Exercise goal
Within the records, find every line that includes the word "icon" and copy it.

App and web page records

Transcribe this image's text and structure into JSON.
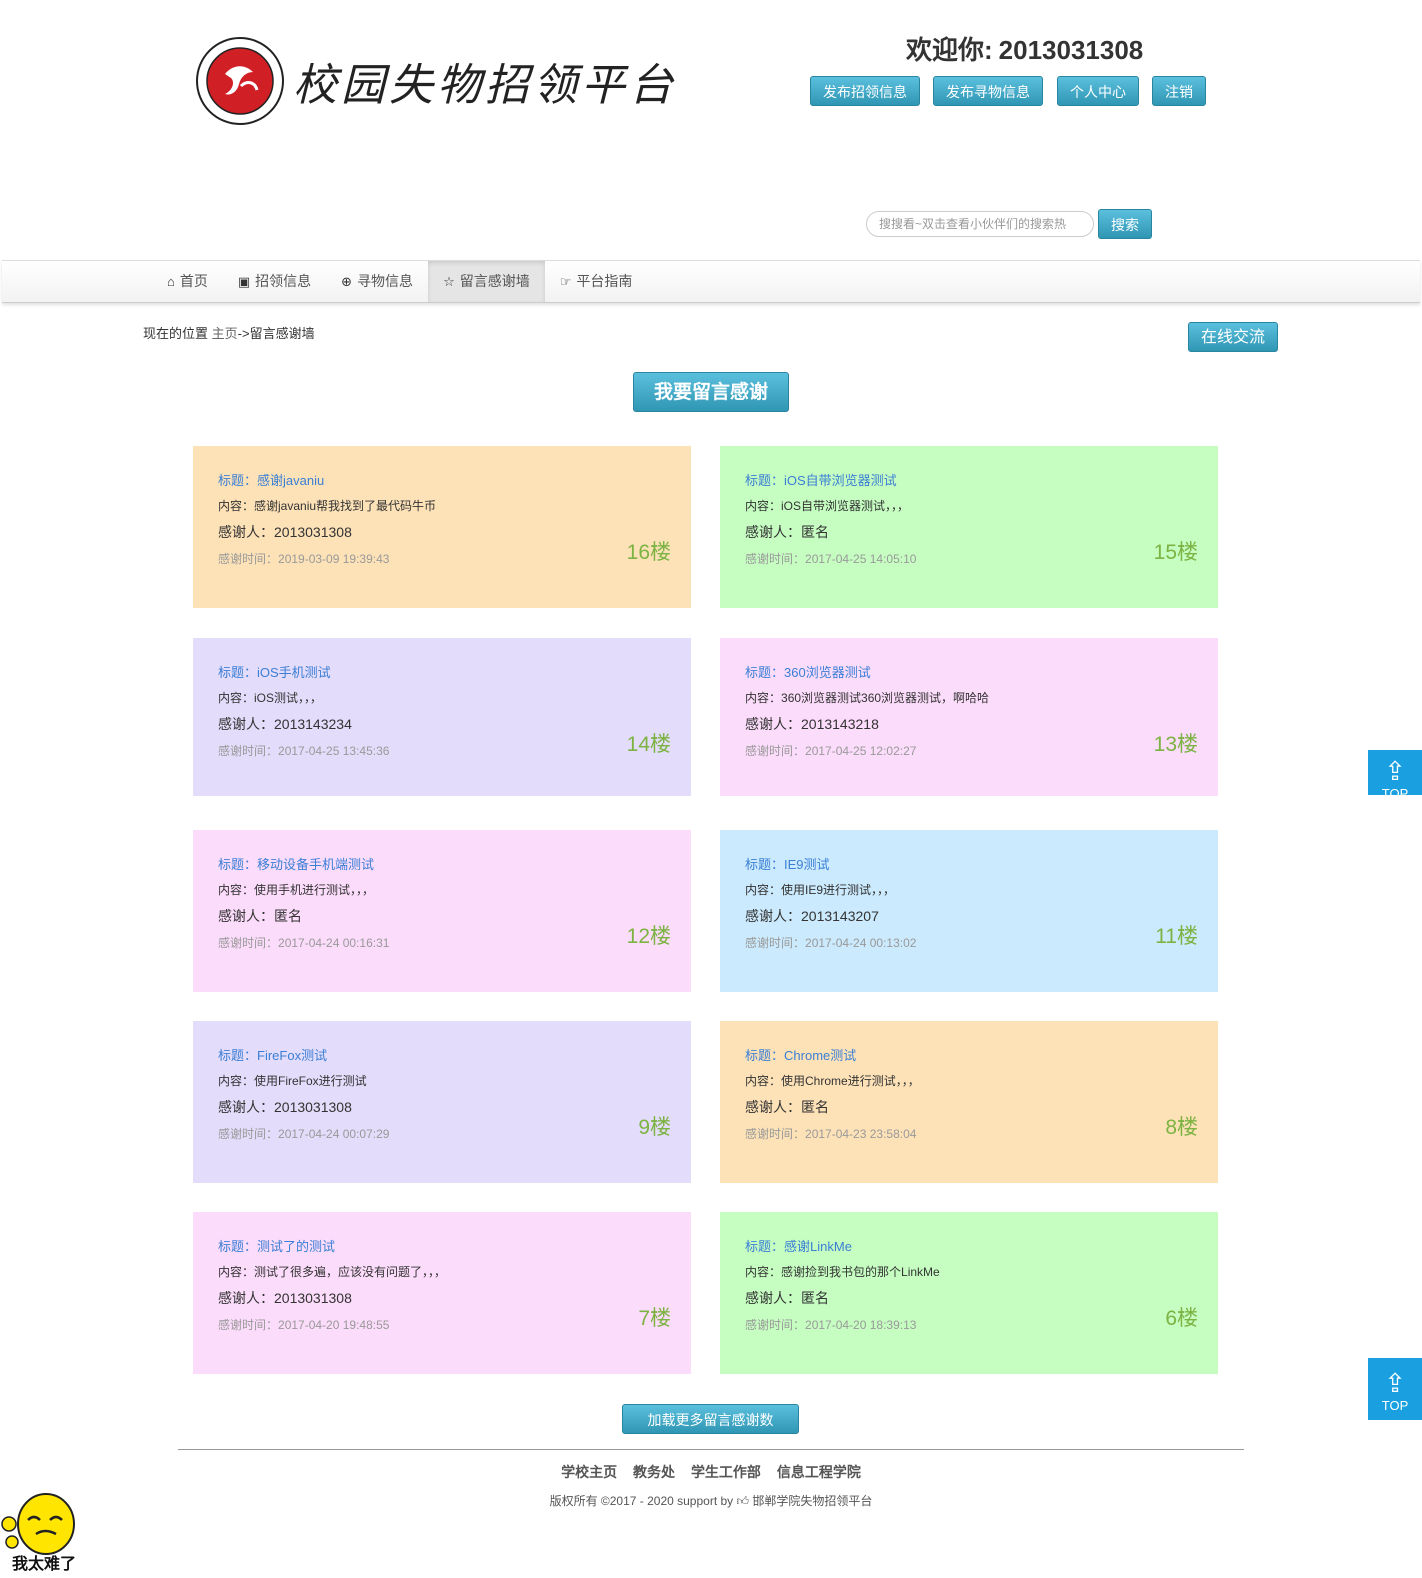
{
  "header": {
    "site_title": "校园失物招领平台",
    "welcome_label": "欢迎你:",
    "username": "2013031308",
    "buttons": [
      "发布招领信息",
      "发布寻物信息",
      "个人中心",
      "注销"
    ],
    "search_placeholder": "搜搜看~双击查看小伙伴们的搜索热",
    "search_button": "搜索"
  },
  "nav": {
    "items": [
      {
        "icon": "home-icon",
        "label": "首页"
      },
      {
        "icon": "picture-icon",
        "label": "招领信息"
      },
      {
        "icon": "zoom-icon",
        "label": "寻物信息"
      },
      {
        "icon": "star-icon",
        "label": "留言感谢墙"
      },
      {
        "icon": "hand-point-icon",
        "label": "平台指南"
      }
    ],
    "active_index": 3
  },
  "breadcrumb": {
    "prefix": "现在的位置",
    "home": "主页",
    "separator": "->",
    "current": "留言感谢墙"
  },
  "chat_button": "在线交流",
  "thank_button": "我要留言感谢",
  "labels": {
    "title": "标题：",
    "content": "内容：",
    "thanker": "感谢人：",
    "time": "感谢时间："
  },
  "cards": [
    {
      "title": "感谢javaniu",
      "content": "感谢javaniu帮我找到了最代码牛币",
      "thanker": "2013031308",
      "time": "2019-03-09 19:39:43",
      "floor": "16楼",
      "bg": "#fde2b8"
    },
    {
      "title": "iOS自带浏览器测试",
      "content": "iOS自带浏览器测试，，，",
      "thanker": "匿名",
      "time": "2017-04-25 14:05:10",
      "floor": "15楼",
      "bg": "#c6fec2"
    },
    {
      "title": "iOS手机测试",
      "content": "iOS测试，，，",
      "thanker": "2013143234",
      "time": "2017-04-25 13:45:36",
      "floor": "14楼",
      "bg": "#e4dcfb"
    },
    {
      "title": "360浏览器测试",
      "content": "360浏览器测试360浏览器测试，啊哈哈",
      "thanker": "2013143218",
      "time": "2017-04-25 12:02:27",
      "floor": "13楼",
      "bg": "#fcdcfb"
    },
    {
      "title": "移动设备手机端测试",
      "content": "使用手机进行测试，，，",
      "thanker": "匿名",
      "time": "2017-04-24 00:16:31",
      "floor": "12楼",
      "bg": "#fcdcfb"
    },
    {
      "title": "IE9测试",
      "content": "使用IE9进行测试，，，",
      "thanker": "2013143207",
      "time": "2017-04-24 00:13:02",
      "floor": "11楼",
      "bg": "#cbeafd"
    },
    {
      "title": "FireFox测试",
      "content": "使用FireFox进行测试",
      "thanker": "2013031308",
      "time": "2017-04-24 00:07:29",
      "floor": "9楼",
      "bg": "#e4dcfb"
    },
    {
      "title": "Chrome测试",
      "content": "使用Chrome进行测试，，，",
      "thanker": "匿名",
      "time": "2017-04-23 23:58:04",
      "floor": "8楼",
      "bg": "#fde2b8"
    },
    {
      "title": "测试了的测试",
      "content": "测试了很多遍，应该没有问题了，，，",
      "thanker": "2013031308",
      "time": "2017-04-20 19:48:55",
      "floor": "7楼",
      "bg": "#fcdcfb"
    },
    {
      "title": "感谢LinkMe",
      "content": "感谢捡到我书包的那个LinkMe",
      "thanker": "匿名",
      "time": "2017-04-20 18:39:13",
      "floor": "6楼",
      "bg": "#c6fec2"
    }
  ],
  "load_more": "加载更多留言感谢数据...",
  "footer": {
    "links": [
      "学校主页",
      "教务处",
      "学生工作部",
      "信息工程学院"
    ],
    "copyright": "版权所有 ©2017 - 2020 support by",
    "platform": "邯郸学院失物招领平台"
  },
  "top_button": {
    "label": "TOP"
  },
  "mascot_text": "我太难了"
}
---
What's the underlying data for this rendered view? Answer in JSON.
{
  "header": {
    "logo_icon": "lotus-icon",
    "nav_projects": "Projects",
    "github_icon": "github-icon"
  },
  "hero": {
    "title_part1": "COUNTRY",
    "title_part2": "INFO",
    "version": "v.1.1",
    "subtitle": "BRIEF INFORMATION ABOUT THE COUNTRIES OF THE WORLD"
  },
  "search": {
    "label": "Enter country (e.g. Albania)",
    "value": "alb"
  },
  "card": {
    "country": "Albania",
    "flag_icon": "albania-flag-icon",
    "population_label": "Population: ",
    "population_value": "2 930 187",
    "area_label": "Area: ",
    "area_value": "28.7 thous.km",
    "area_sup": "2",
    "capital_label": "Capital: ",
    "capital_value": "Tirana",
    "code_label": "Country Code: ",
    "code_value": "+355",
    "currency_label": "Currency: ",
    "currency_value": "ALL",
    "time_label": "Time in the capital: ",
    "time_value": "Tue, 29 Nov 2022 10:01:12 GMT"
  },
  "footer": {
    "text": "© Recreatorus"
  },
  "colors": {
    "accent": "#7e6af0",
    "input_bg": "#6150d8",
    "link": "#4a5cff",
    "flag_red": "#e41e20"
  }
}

Written solution
        "icon": "home-icon",
        "icon": "picture-icon",
        "icon": "zoom-icon",
        "icon": "star-icon",
        "icon": "hand-point-icon",
    "logo_icon": "lotus-icon",
    "github_icon": "github-icon"
    "flag_icon": "albania-flag-icon",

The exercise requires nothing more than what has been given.